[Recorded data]
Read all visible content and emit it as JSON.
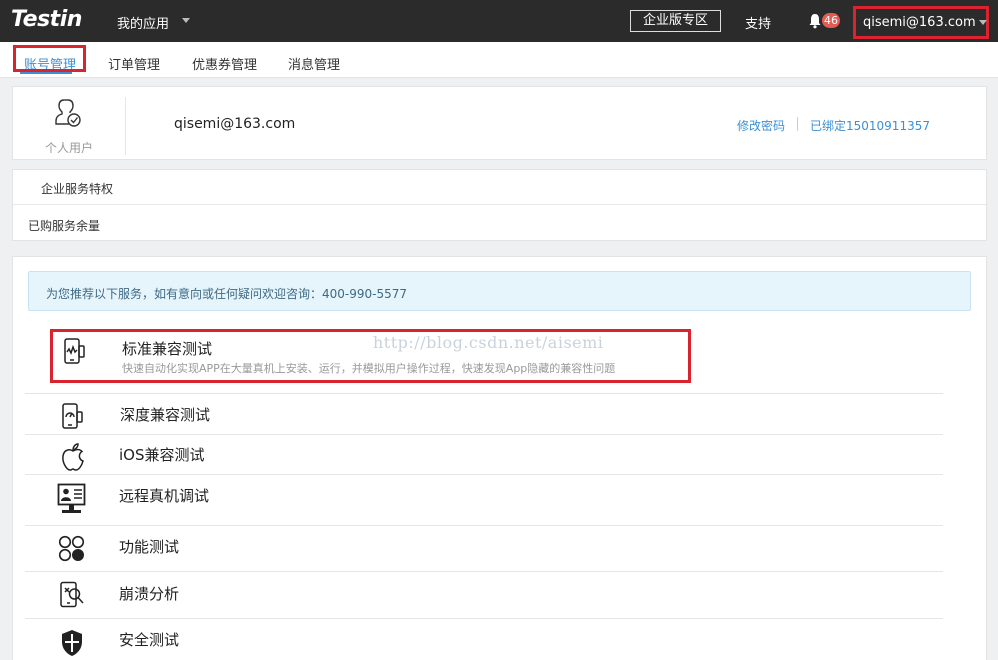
{
  "topbar": {
    "logo": "Testin",
    "my_apps": "我的应用",
    "enterprise_zone": "企业版专区",
    "support": "支持",
    "notification_count": "46",
    "user_email": "qisemi@163.com"
  },
  "subnav": {
    "tabs": [
      {
        "label": "账号管理",
        "active": true
      },
      {
        "label": "订单管理"
      },
      {
        "label": "优惠券管理"
      },
      {
        "label": "消息管理"
      }
    ]
  },
  "account": {
    "user_type": "个人用户",
    "email": "qisemi@163.com",
    "change_password": "修改密码",
    "bound_phone": "已绑定15010911357"
  },
  "services": {
    "enterprise_privileges": "企业服务特权",
    "purchased_balance": "已购服务余量"
  },
  "recommend": {
    "notice": "为您推荐以下服务，如有意向或任何疑问欢迎咨询：400-990-5577",
    "watermark": "http://blog.csdn.net/aisemi",
    "items": [
      {
        "title": "标准兼容测试",
        "desc": "快速自动化实现APP在大量真机上安装、运行，并模拟用户操作过程，快速发现App隐藏的兼容性问题",
        "icon": "phone-chart-icon"
      },
      {
        "title": "深度兼容测试",
        "icon": "phone-gauge-icon"
      },
      {
        "title": "iOS兼容测试",
        "icon": "apple-icon"
      },
      {
        "title": "远程真机调试",
        "icon": "remote-debug-icon"
      },
      {
        "title": "功能测试",
        "icon": "circles-icon"
      },
      {
        "title": "崩溃分析",
        "icon": "crash-search-icon"
      },
      {
        "title": "安全测试",
        "icon": "shield-icon"
      }
    ]
  },
  "colors": {
    "topbar_bg": "#2b2b2b",
    "accent_blue": "#3b8fd6",
    "annotation_red": "#d9232e",
    "badge_red": "#e35b52"
  }
}
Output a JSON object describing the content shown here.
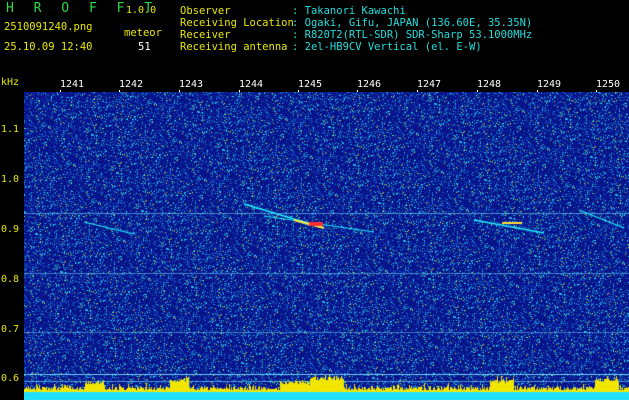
{
  "app": {
    "name": "H R O F F T",
    "version": "1.0.0",
    "filename": "2510091240.png",
    "datetime": "25.10.09 12:40",
    "counter_label": "meteor",
    "counter_value": "51"
  },
  "info": {
    "observer_label": "Observer",
    "observer_value": ": Takanori Kawachi",
    "location_label": "Receiving Location",
    "location_value": ": Ogaki, Gifu, JAPAN (136.60E, 35.35N)",
    "receiver_label": "Receiver",
    "receiver_value": ": R820T2(RTL-SDR) SDR-Sharp 53.1000MHz",
    "antenna_label": "Receiving antenna",
    "antenna_value": ": 2el-HB9CV Vertical (el. E-W)"
  },
  "axis": {
    "y_unit": "kHz",
    "y_ticks": [
      "1.1",
      "1.0",
      "0.9",
      "0.8",
      "0.7",
      "0.6"
    ],
    "x_ticks": [
      "1241",
      "1242",
      "1243",
      "1244",
      "1245",
      "1246",
      "1247",
      "1248",
      "1249",
      "1250"
    ]
  },
  "colors": {
    "background": "#000000",
    "spectrogram_base": "#0a1a8c",
    "title_green": "#2ed84a",
    "label_yellow": "#e8e800",
    "info_cyan": "#22dddd",
    "signal_cyan": "#22f0ff"
  }
}
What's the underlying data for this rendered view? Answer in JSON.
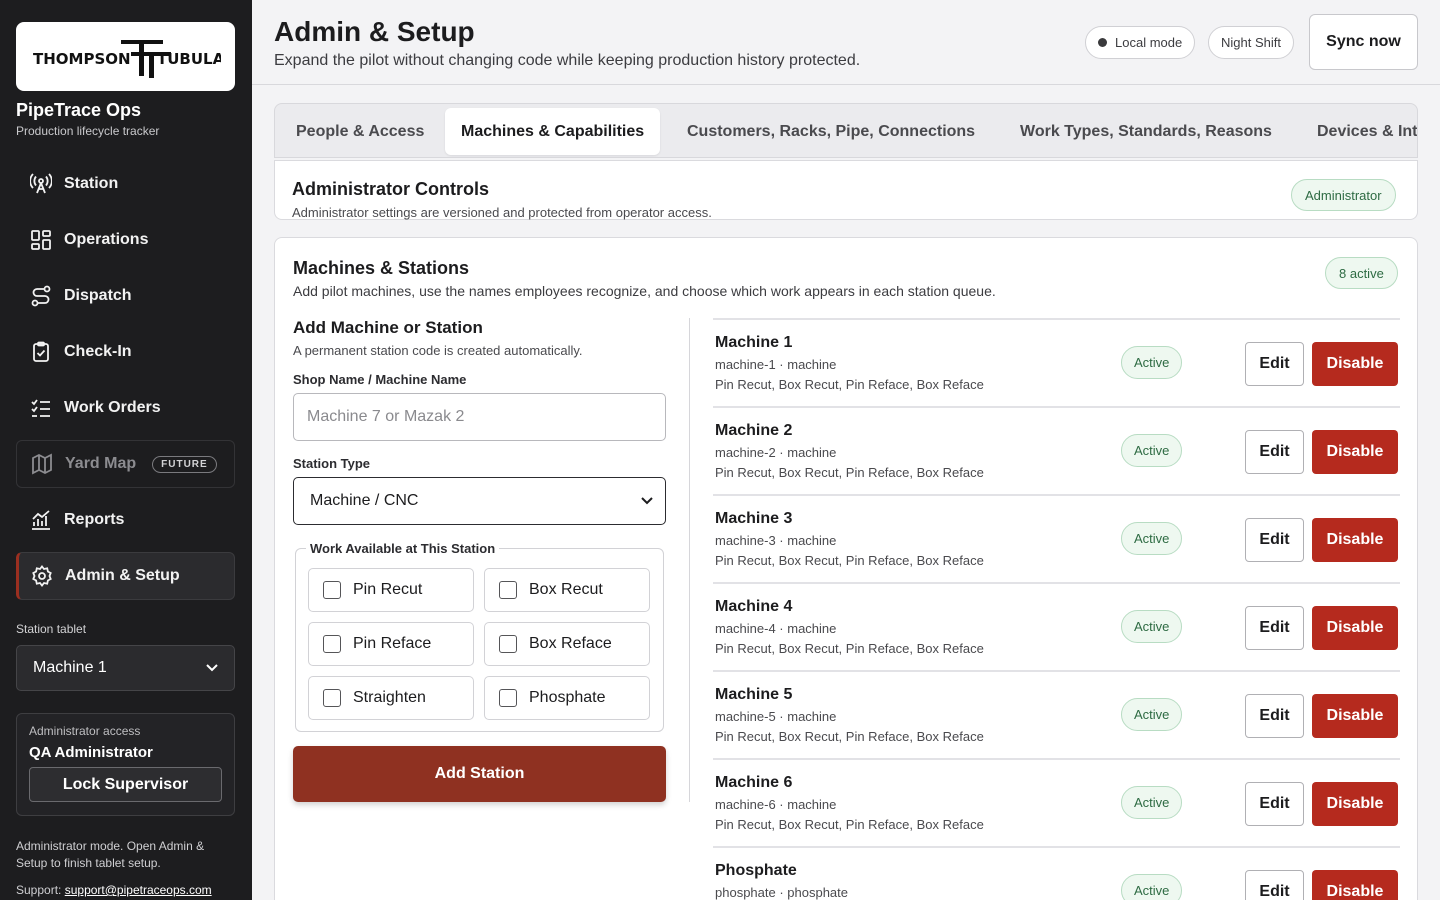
{
  "brand": {
    "logo_left": "THOMPSON",
    "logo_right": "TUBULAR",
    "app_name": "PipeTrace Ops",
    "app_subtitle": "Production lifecycle tracker"
  },
  "nav": [
    {
      "label": "Station",
      "icon": "antenna-icon"
    },
    {
      "label": "Operations",
      "icon": "grid-icon"
    },
    {
      "label": "Dispatch",
      "icon": "route-icon"
    },
    {
      "label": "Check-In",
      "icon": "clipboard-check-icon"
    },
    {
      "label": "Work Orders",
      "icon": "checklist-icon"
    },
    {
      "label": "Yard Map",
      "icon": "map-icon",
      "badge": "FUTURE"
    },
    {
      "label": "Reports",
      "icon": "chart-icon"
    },
    {
      "label": "Admin & Setup",
      "icon": "gear-icon"
    }
  ],
  "station": {
    "label": "Station tablet",
    "value": "Machine 1"
  },
  "admin_access": {
    "label": "Administrator access",
    "name": "QA Administrator",
    "lock_label": "Lock Supervisor"
  },
  "admin_note": "Administrator mode. Open Admin & Setup to finish tablet setup.",
  "support": {
    "label": "Support:",
    "email": "support@pipetraceops.com"
  },
  "header": {
    "title": "Admin & Setup",
    "subtitle": "Expand the pilot without changing code while keeping production history protected.",
    "mode_pill": "Local mode",
    "shift_pill": "Night Shift",
    "sync_label": "Sync now"
  },
  "tabs": [
    "People & Access",
    "Machines & Capabilities",
    "Customers, Racks, Pipe, Connections",
    "Work Types, Standards, Reasons",
    "Devices & Int"
  ],
  "controls": {
    "title": "Administrator Controls",
    "subtitle": "Administrator settings are versioned and protected from operator access.",
    "badge": "Administrator"
  },
  "machines": {
    "title": "Machines & Stations",
    "subtitle": "Add pilot machines, use the names employees recognize, and choose which work appears in each station queue.",
    "badge": "8 active",
    "form": {
      "title": "Add Machine or Station",
      "subtitle": "A permanent station code is created automatically.",
      "name_label": "Shop Name / Machine Name",
      "name_placeholder": "Machine 7 or Mazak 2",
      "type_label": "Station Type",
      "type_value": "Machine / CNC",
      "work_legend": "Work Available at This Station",
      "work_options": [
        "Pin Recut",
        "Box Recut",
        "Pin Reface",
        "Box Reface",
        "Straighten",
        "Phosphate"
      ],
      "add_label": "Add Station"
    },
    "edit_label": "Edit",
    "disable_label": "Disable",
    "items": [
      {
        "name": "Machine 1",
        "code": "machine-1 · machine",
        "caps": "Pin Recut, Box Recut, Pin Reface, Box Reface",
        "status": "Active"
      },
      {
        "name": "Machine 2",
        "code": "machine-2 · machine",
        "caps": "Pin Recut, Box Recut, Pin Reface, Box Reface",
        "status": "Active"
      },
      {
        "name": "Machine 3",
        "code": "machine-3 · machine",
        "caps": "Pin Recut, Box Recut, Pin Reface, Box Reface",
        "status": "Active"
      },
      {
        "name": "Machine 4",
        "code": "machine-4 · machine",
        "caps": "Pin Recut, Box Recut, Pin Reface, Box Reface",
        "status": "Active"
      },
      {
        "name": "Machine 5",
        "code": "machine-5 · machine",
        "caps": "Pin Recut, Box Recut, Pin Reface, Box Reface",
        "status": "Active"
      },
      {
        "name": "Machine 6",
        "code": "machine-6 · machine",
        "caps": "Pin Recut, Box Recut, Pin Reface, Box Reface",
        "status": "Active"
      },
      {
        "name": "Phosphate",
        "code": "phosphate · phosphate",
        "caps": "",
        "status": "Active"
      }
    ]
  },
  "colors": {
    "sidebar": "#1d1d1f",
    "accent": "#8f3121",
    "danger": "#b52a1e",
    "success_bg": "#eef8f0",
    "success_text": "#2e6b43"
  }
}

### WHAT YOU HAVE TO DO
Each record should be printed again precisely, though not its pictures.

### WRITTEN RESPONSE
Read all visible content and emit it as JSON.
{
  "topbar": {
    "logo": "Testin",
    "my_apps": "我的应用",
    "enterprise_zone": "企业版专区",
    "support": "支持",
    "notification_count": "46",
    "user_email": "qisemi@163.com"
  },
  "subnav": {
    "tabs": [
      {
        "label": "账号管理",
        "active": true
      },
      {
        "label": "订单管理"
      },
      {
        "label": "优惠券管理"
      },
      {
        "label": "消息管理"
      }
    ]
  },
  "account": {
    "user_type": "个人用户",
    "email": "qisemi@163.com",
    "change_password": "修改密码",
    "bound_phone": "已绑定15010911357"
  },
  "services": {
    "enterprise_privileges": "企业服务特权",
    "purchased_balance": "已购服务余量"
  },
  "recommend": {
    "notice": "为您推荐以下服务，如有意向或任何疑问欢迎咨询：400-990-5577",
    "watermark": "http://blog.csdn.net/aisemi",
    "items": [
      {
        "title": "标准兼容测试",
        "desc": "快速自动化实现APP在大量真机上安装、运行，并模拟用户操作过程，快速发现App隐藏的兼容性问题",
        "icon": "phone-chart-icon"
      },
      {
        "title": "深度兼容测试",
        "icon": "phone-gauge-icon"
      },
      {
        "title": "iOS兼容测试",
        "icon": "apple-icon"
      },
      {
        "title": "远程真机调试",
        "icon": "remote-debug-icon"
      },
      {
        "title": "功能测试",
        "icon": "circles-icon"
      },
      {
        "title": "崩溃分析",
        "icon": "crash-search-icon"
      },
      {
        "title": "安全测试",
        "icon": "shield-icon"
      }
    ]
  },
  "colors": {
    "topbar_bg": "#2b2b2b",
    "accent_blue": "#3b8fd6",
    "annotation_red": "#d9232e",
    "badge_red": "#e35b52"
  }
}
Output a JSON object describing the content shown here.
{
  "app": {
    "name": "H R O F F T",
    "version": "1.0.0",
    "filename": "2510091240.png",
    "datetime": "25.10.09 12:40",
    "counter_label": "meteor",
    "counter_value": "51"
  },
  "info": {
    "observer_label": "Observer",
    "observer_value": ": Takanori Kawachi",
    "location_label": "Receiving Location",
    "location_value": ": Ogaki, Gifu, JAPAN (136.60E, 35.35N)",
    "receiver_label": "Receiver",
    "receiver_value": ": R820T2(RTL-SDR) SDR-Sharp 53.1000MHz",
    "antenna_label": "Receiving antenna",
    "antenna_value": ": 2el-HB9CV Vertical (el. E-W)"
  },
  "axis": {
    "y_unit": "kHz",
    "y_ticks": [
      "1.1",
      "1.0",
      "0.9",
      "0.8",
      "0.7",
      "0.6"
    ],
    "x_ticks": [
      "1241",
      "1242",
      "1243",
      "1244",
      "1245",
      "1246",
      "1247",
      "1248",
      "1249",
      "1250"
    ]
  },
  "colors": {
    "background": "#000000",
    "spectrogram_base": "#0a1a8c",
    "title_green": "#2ed84a",
    "label_yellow": "#e8e800",
    "info_cyan": "#22dddd",
    "signal_cyan": "#22f0ff"
  }
}
What's the underlying data for this rendered view? Answer in JSON.
{
  "brand": {
    "logo_left": "THOMPSON",
    "logo_right": "TUBULAR",
    "app_name": "PipeTrace Ops",
    "app_subtitle": "Production lifecycle tracker"
  },
  "nav": [
    {
      "label": "Station",
      "icon": "antenna-icon"
    },
    {
      "label": "Operations",
      "icon": "grid-icon"
    },
    {
      "label": "Dispatch",
      "icon": "route-icon"
    },
    {
      "label": "Check-In",
      "icon": "clipboard-check-icon"
    },
    {
      "label": "Work Orders",
      "icon": "checklist-icon"
    },
    {
      "label": "Yard Map",
      "icon": "map-icon",
      "badge": "FUTURE"
    },
    {
      "label": "Reports",
      "icon": "chart-icon"
    },
    {
      "label": "Admin & Setup",
      "icon": "gear-icon"
    }
  ],
  "station": {
    "label": "Station tablet",
    "value": "Machine 1"
  },
  "admin_access": {
    "label": "Administrator access",
    "name": "QA Administrator",
    "lock_label": "Lock Supervisor"
  },
  "admin_note": "Administrator mode. Open Admin & Setup to finish tablet setup.",
  "support": {
    "label": "Support:",
    "email": "support@pipetraceops.com"
  },
  "header": {
    "title": "Admin & Setup",
    "subtitle": "Expand the pilot without changing code while keeping production history protected.",
    "mode_pill": "Local mode",
    "shift_pill": "Night Shift",
    "sync_label": "Sync now"
  },
  "tabs": [
    "People & Access",
    "Machines & Capabilities",
    "Customers, Racks, Pipe, Connections",
    "Work Types, Standards, Reasons",
    "Devices & Int"
  ],
  "controls": {
    "title": "Administrator Controls",
    "subtitle": "Administrator settings are versioned and protected from operator access.",
    "badge": "Administrator"
  },
  "machines": {
    "title": "Machines & Stations",
    "subtitle": "Add pilot machines, use the names employees recognize, and choose which work appears in each station queue.",
    "badge": "8 active",
    "form": {
      "title": "Add Machine or Station",
      "subtitle": "A permanent station code is created automatically.",
      "name_label": "Shop Name / Machine Name",
      "name_placeholder": "Machine 7 or Mazak 2",
      "type_label": "Station Type",
      "type_value": "Machine / CNC",
      "work_legend": "Work Available at This Station",
      "work_options": [
        "Pin Recut",
        "Box Recut",
        "Pin Reface",
        "Box Reface",
        "Straighten",
        "Phosphate"
      ],
      "add_label": "Add Station"
    },
    "edit_label": "Edit",
    "disable_label": "Disable",
    "items": [
      {
        "name": "Machine 1",
        "code": "machine-1 · machine",
        "caps": "Pin Recut, Box Recut, Pin Reface, Box Reface",
        "status": "Active"
      },
      {
        "name": "Machine 2",
        "code": "machine-2 · machine",
        "caps": "Pin Recut, Box Recut, Pin Reface, Box Reface",
        "status": "Active"
      },
      {
        "name": "Machine 3",
        "code": "machine-3 · machine",
        "caps": "Pin Recut, Box Recut, Pin Reface, Box Reface",
        "status": "Active"
      },
      {
        "name": "Machine 4",
        "code": "machine-4 · machine",
        "caps": "Pin Recut, Box Recut, Pin Reface, Box Reface",
        "status": "Active"
      },
      {
        "name": "Machine 5",
        "code": "machine-5 · machine",
        "caps": "Pin Recut, Box Recut, Pin Reface, Box Reface",
        "status": "Active"
      },
      {
        "name": "Machine 6",
        "code": "machine-6 · machine",
        "caps": "Pin Recut, Box Recut, Pin Reface, Box Reface",
        "status": "Active"
      },
      {
        "name": "Phosphate",
        "code": "phosphate · phosphate",
        "caps": "",
        "status": "Active"
      }
    ]
  },
  "colors": {
    "sidebar": "#1d1d1f",
    "accent": "#8f3121",
    "danger": "#b52a1e",
    "success_bg": "#eef8f0",
    "success_text": "#2e6b43"
  }
}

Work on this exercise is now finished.